Who Did It, And Why?

There have been no significant developments in the investigation of the Boston Marathon bombing, and that in and of itself is noteworthy.

No terrorist group or domestic fringe organization has stepped up to claim responsibility for the attack — but the information about the nature of the explosive devices used establishes that the bombs were carefully constructed to achieve maximum carnage.  The bombs apparently were built in pressure cookers and were loaded with ball bearings, nails, and other metal objects, and much of the damage to the innocent people nearby was caused by the effects of the intentional shrapnel.  The death toll from the blast now stands at 3 — including an 8-year-old boy — and more than 170 were wounded.  My heart aches for them and their families, and I know that my feelings in that regard are not unique.

What would motivate a person to build bombs that would tear off the limbs of random, unlucky people who just happened to be in the vicinity when the bombs exploded?  It’s hard to imagine that even the most disturbed domestic group would think that injuring participants in the Boston Marathon would win converts to a cause, or make a meaningful statement about an issue.  Even accepting that the targets of terrorist acts are selected through a twisted, hateful analysis, why would the Boston Marathon even be considered?  How would an event that features everyday people running through city streets be viewed as a suitable object for an attack?

We need to find out who did this, and why.

The Boston Bombing
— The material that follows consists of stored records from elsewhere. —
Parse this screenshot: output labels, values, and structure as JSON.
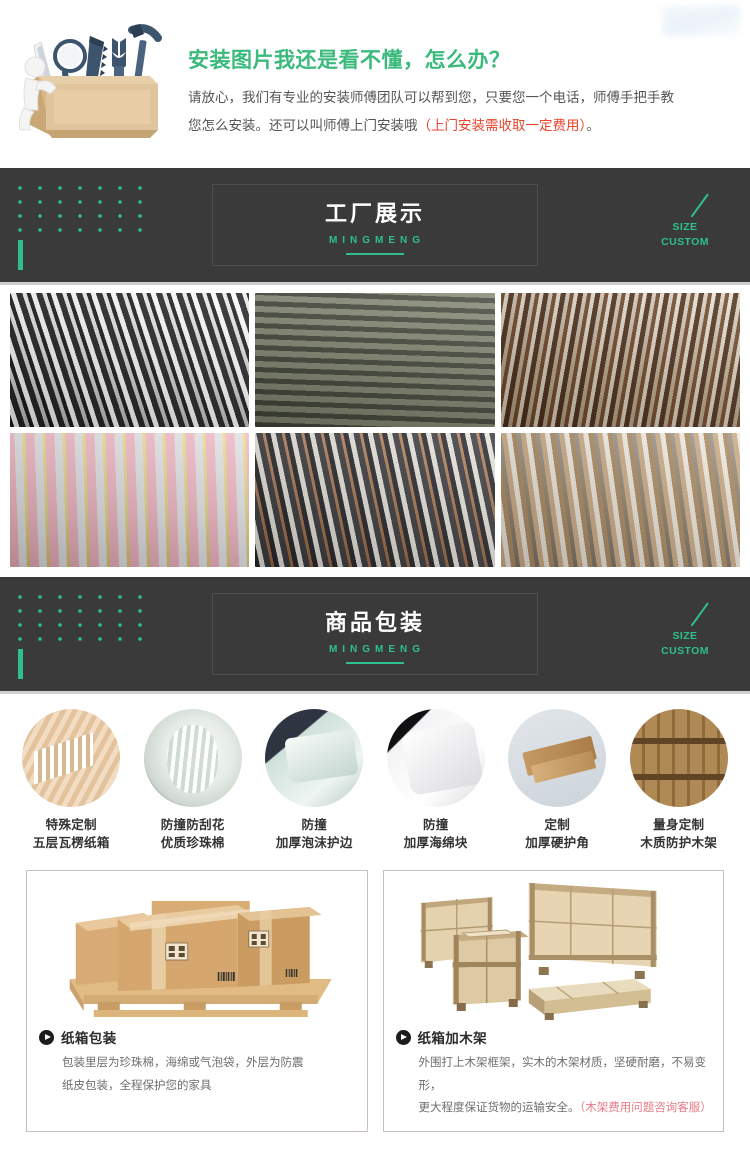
{
  "install": {
    "title": "安装图片我还是看不懂，怎么办？",
    "body_line1": "请放心，我们有专业的安装师傅团队可以帮到您，只要您一个电话，师傅手把手教",
    "body_line2_a": "您怎么安装。还可以叫师傅上门安装哦",
    "body_line2_hl": "（上门安装需收取一定费用）",
    "body_line2_b": "。"
  },
  "banner_factory": {
    "title": "工厂展示",
    "subtitle": "MINGMENG",
    "right_line1": "SIZE",
    "right_line2": "CUSTOM"
  },
  "banner_packaging": {
    "title": "商品包装",
    "subtitle": "MINGMENG",
    "right_line1": "SIZE",
    "right_line2": "CUSTOM"
  },
  "factory_photos": [
    {
      "alt": "black metal chair frames stacked in factory"
    },
    {
      "alt": "worker stacking metal chair frames"
    },
    {
      "alt": "wooden chair frames stacked in warehouse"
    },
    {
      "alt": "colorful chair stock in showroom warehouse"
    },
    {
      "alt": "dark dining chairs lined up on factory floor"
    },
    {
      "alt": "raw unfinished wooden chairs in rows"
    }
  ],
  "packaging_items": [
    {
      "line1": "特殊定制",
      "line2": "五层瓦楞纸箱",
      "image": "corrugated-carton"
    },
    {
      "line1": "防撞防刮花",
      "line2": "优质珍珠棉",
      "image": "pearl-cotton-roll"
    },
    {
      "line1": "防撞",
      "line2": "加厚泡沫护边",
      "image": "foam-edge-protector"
    },
    {
      "line1": "防撞",
      "line2": "加厚海绵块",
      "image": "thick-sponge-block"
    },
    {
      "line1": "定制",
      "line2": "加厚硬护角",
      "image": "hard-corner-protector"
    },
    {
      "line1": "量身定制",
      "line2": "木质防护木架",
      "image": "wooden-protective-crate"
    }
  ],
  "bottom_cards": [
    {
      "title": "纸箱包装",
      "desc_line1": "包装里层为珍珠棉，海绵或气泡袋，外层为防震",
      "desc_line2": "纸皮包装，全程保护您的家具",
      "desc_hl": "",
      "image": "cardboard-boxes-on-pallet"
    },
    {
      "title": "纸箱加木架",
      "desc_line1": "外围打上木架框架，实木的木架材质，坚硬耐磨，不易变形，",
      "desc_line2": "更大程度保证货物的运输安全。",
      "desc_hl": "（木架费用问题咨询客服）",
      "image": "wooden-crates"
    }
  ],
  "colors": {
    "green_accent": "#2ec08a",
    "title_green": "#3aba7c",
    "dark_banner": "#3a3a3a",
    "red_highlight": "#e8452c",
    "pink_highlight": "#e87b86"
  }
}
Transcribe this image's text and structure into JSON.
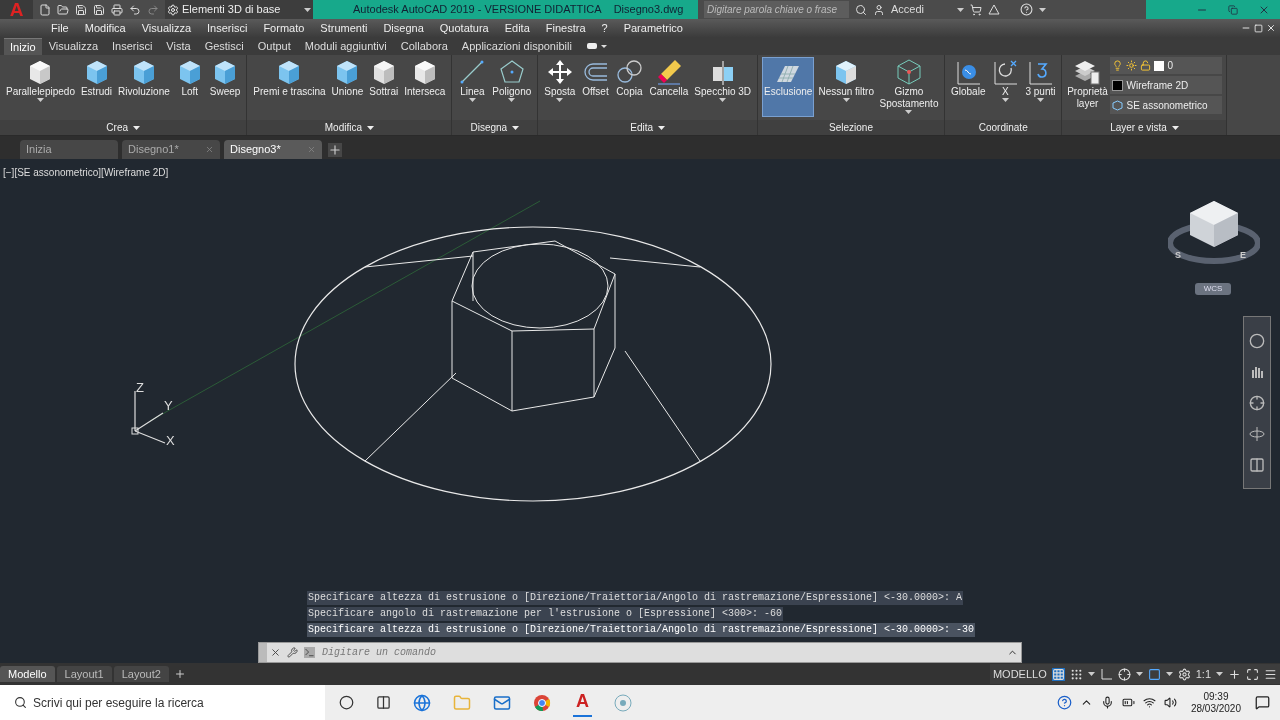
{
  "title_bar": {
    "logo": "A",
    "workspace": "Elementi 3D di base",
    "title": "Autodesk AutoCAD 2019 - VERSIONE DIDATTICA",
    "file": "Disegno3.dwg",
    "search_placeholder": "Digitare parola chiave o frase",
    "sign_in": "Accedi"
  },
  "menu_bar": [
    "File",
    "Modifica",
    "Visualizza",
    "Inserisci",
    "Formato",
    "Strumenti",
    "Disegna",
    "Quotatura",
    "Edita",
    "Finestra",
    "?",
    "Parametrico"
  ],
  "ribbon_tabs": [
    {
      "label": "Inizio",
      "selected": true
    },
    {
      "label": "Visualizza",
      "selected": false
    },
    {
      "label": "Inserisci",
      "selected": false
    },
    {
      "label": "Vista",
      "selected": false
    },
    {
      "label": "Gestisci",
      "selected": false
    },
    {
      "label": "Output",
      "selected": false
    },
    {
      "label": "Moduli aggiuntivi",
      "selected": false
    },
    {
      "label": "Collabora",
      "selected": false
    },
    {
      "label": "Applicazioni disponibili",
      "selected": false
    }
  ],
  "ribbon_panels": [
    {
      "title": "Crea",
      "title_menu": true,
      "tools": [
        {
          "label": "Parallelepipedo",
          "dropdown": true,
          "on": false
        },
        {
          "label": "Estrudi",
          "dropdown": false,
          "on": false
        },
        {
          "label": "Rivoluzione",
          "dropdown": false,
          "on": false
        },
        {
          "label": "Loft",
          "dropdown": false,
          "on": false
        },
        {
          "label": "Sweep",
          "dropdown": false,
          "on": false
        }
      ]
    },
    {
      "title": "Modifica",
      "title_menu": true,
      "tools": [
        {
          "label": "Premi e trascina",
          "dropdown": false,
          "on": false
        },
        {
          "label": "Unione",
          "dropdown": false,
          "on": false
        },
        {
          "label": "Sottrai",
          "dropdown": false,
          "on": false
        },
        {
          "label": "Interseca",
          "dropdown": false,
          "on": false
        }
      ]
    },
    {
      "title": "Disegna",
      "title_menu": true,
      "tools": [
        {
          "label": "Linea",
          "dropdown": true,
          "on": false
        },
        {
          "label": "Poligono",
          "dropdown": true,
          "on": false
        }
      ]
    },
    {
      "title": "Edita",
      "title_menu": true,
      "tools": [
        {
          "label": "Sposta",
          "dropdown": true,
          "on": false
        },
        {
          "label": "Offset",
          "dropdown": false,
          "on": false
        },
        {
          "label": "Copia",
          "dropdown": false,
          "on": false
        },
        {
          "label": "Cancella",
          "dropdown": false,
          "on": false
        },
        {
          "label": "Specchio 3D",
          "dropdown": true,
          "on": false
        }
      ]
    },
    {
      "title": "Selezione",
      "title_menu": false,
      "tools": [
        {
          "label": "Esclusione",
          "dropdown": false,
          "on": true
        },
        {
          "label": "Nessun filtro",
          "dropdown": true,
          "on": false
        },
        {
          "label": "Gizmo Spostamento",
          "dropdown": true,
          "on": false
        }
      ]
    },
    {
      "title": "Coordinate",
      "title_menu": false,
      "tools": [
        {
          "label": "Globale",
          "dropdown": false,
          "on": false
        },
        {
          "label": "X",
          "dropdown": true,
          "on": false
        },
        {
          "label": "3 punti",
          "dropdown": true,
          "on": false
        }
      ]
    },
    {
      "title": "Layer e vista",
      "title_menu": true,
      "tools": [
        {
          "label": "Proprietà layer",
          "dropdown": false,
          "on": false
        }
      ]
    }
  ],
  "layer_controls": {
    "layer": "0",
    "visual_style": "Wireframe 2D",
    "view": "SE assonometrico"
  },
  "doc_tabs": [
    {
      "label": "Inizia",
      "selected": false,
      "closable": false
    },
    {
      "label": "Disegno1*",
      "selected": false,
      "closable": true
    },
    {
      "label": "Disegno3*",
      "selected": true,
      "closable": true
    }
  ],
  "viewport": {
    "label": "[−][SE assonometrico][Wireframe 2D]",
    "ucs": {
      "z": "Z",
      "y": "Y",
      "x": "X"
    },
    "viewcube": {
      "compass": [
        "S",
        "E"
      ],
      "wcs": "WCS"
    }
  },
  "command_history": [
    "Specificare altezza di estrusione o [Direzione/Traiettoria/Angolo di rastremazione/Espressione] <-30.0000>: A",
    "Specificare angolo di rastremazione per l'estrusione o [Espressione] <300>: -60",
    "Specificare altezza di estrusione o [Direzione/Traiettoria/Angolo di rastremazione/Espressione] <-30.0000>: -30"
  ],
  "command_line": {
    "placeholder": "Digitare un comando"
  },
  "layout_tabs": [
    {
      "label": "Modello",
      "selected": true
    },
    {
      "label": "Layout1",
      "selected": false
    },
    {
      "label": "Layout2",
      "selected": false
    }
  ],
  "status_bar": {
    "space": "MODELLO",
    "scale": "1:1"
  },
  "taskbar": {
    "search": "Scrivi qui per eseguire la ricerca",
    "app_logo": "A",
    "time": "09:39",
    "date": "28/03/2020"
  }
}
The awful story about bombs exploding near the finish line of the Boston Marathon demonstrates that — unfortunately — we’re probably always going to have to be on the lookout for terrorism here in the United States.

The bombs killed two people, left a number of others in critical condition, and injured more than 100 people.  At this point, details about the incident are still sketchy, and it likely will be some time before final information becomes available.  Preliminary reports indicate, however, that there were multiple bombs, that they did not include high-grade explosive material, and that there were other devices that failed to explode in what appears to have been a coordinated attack.

As I write this, no organization has stepped forward to claim responsibility for the cowardly, murderous attack.  Of course, that doesn’t stop people from speculating about whether the attack was the work of foreign terrorists, or a domestic group, or someone angered by having to pay their taxes.  It’s hard to see why a domestic group or anti-tax zealots would target the Boston Marathon, but terrorists aren’t exactly known for their rational thought processes.

The frightening aspect of this attack, viewed from the standpoint of a suburban home in the middle of Ohio, is its terrible randomness.  One moment runners and their families and friends are celebrating finishing America’s most famous marathon, and the next people are sprawled in the street, injured and bleeding and dying.  It makes you wonder about the security of any large gathering of people, whether it’s a baseball game or a rock concert or a state fair.  Of course, the whole idea of terrorism is to make people cower in fear and change their habits — which means the best way for all of us to combat the terrorists is to go about our business, undeterred by the efforts to sow fear.

I’ll try to do that, but I’m sure I’ll be uneasy about it.